▶ **What you will do**: A faithful copy of every entry is the goal; keep the images out of it.

▶ **Data to process**:
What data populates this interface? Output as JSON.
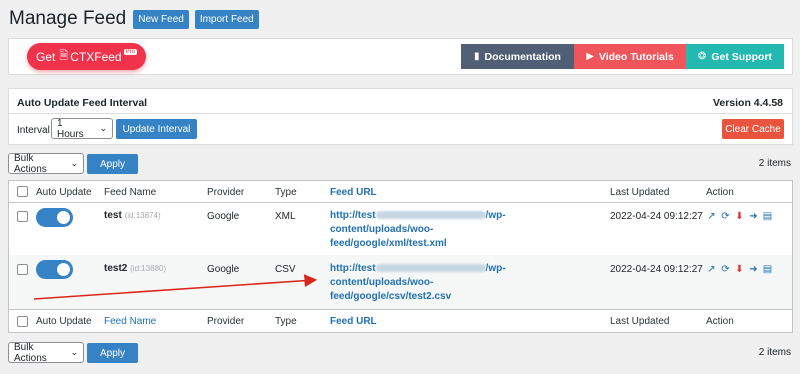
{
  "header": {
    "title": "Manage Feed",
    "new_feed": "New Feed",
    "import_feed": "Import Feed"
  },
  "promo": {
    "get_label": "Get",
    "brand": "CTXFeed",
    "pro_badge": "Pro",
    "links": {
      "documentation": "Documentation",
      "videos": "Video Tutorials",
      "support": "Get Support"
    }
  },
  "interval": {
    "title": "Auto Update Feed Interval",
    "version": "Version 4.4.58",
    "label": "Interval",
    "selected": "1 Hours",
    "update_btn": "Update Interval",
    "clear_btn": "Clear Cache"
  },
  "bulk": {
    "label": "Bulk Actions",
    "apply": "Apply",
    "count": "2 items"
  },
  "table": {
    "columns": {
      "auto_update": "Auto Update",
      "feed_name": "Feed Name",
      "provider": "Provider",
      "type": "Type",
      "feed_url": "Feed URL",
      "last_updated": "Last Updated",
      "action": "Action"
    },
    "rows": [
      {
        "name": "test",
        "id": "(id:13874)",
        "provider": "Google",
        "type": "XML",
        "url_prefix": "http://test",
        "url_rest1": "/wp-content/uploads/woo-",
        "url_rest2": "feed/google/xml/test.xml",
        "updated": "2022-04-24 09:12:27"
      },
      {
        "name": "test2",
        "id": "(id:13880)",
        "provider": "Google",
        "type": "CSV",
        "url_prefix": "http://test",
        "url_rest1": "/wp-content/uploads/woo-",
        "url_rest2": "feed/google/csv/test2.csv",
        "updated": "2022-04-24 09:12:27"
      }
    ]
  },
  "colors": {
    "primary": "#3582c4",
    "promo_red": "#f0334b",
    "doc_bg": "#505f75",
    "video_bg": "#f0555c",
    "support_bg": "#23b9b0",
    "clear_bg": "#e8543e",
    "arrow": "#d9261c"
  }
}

▶ **Response to the task**:
What data populates this interface? Output as JSON.
{
  "header": {
    "title": "Manage Feed",
    "new_feed": "New Feed",
    "import_feed": "Import Feed"
  },
  "promo": {
    "get_label": "Get",
    "brand": "CTXFeed",
    "pro_badge": "Pro",
    "links": {
      "documentation": "Documentation",
      "videos": "Video Tutorials",
      "support": "Get Support"
    }
  },
  "interval": {
    "title": "Auto Update Feed Interval",
    "version": "Version 4.4.58",
    "label": "Interval",
    "selected": "1 Hours",
    "update_btn": "Update Interval",
    "clear_btn": "Clear Cache"
  },
  "bulk": {
    "label": "Bulk Actions",
    "apply": "Apply",
    "count": "2 items"
  },
  "table": {
    "columns": {
      "auto_update": "Auto Update",
      "feed_name": "Feed Name",
      "provider": "Provider",
      "type": "Type",
      "feed_url": "Feed URL",
      "last_updated": "Last Updated",
      "action": "Action"
    },
    "rows": [
      {
        "name": "test",
        "id": "(id:13874)",
        "provider": "Google",
        "type": "XML",
        "url_prefix": "http://test",
        "url_rest1": "/wp-content/uploads/woo-",
        "url_rest2": "feed/google/xml/test.xml",
        "updated": "2022-04-24 09:12:27"
      },
      {
        "name": "test2",
        "id": "(id:13880)",
        "provider": "Google",
        "type": "CSV",
        "url_prefix": "http://test",
        "url_rest1": "/wp-content/uploads/woo-",
        "url_rest2": "feed/google/csv/test2.csv",
        "updated": "2022-04-24 09:12:27"
      }
    ]
  },
  "colors": {
    "primary": "#3582c4",
    "promo_red": "#f0334b",
    "doc_bg": "#505f75",
    "video_bg": "#f0555c",
    "support_bg": "#23b9b0",
    "clear_bg": "#e8543e",
    "arrow": "#d9261c"
  }
}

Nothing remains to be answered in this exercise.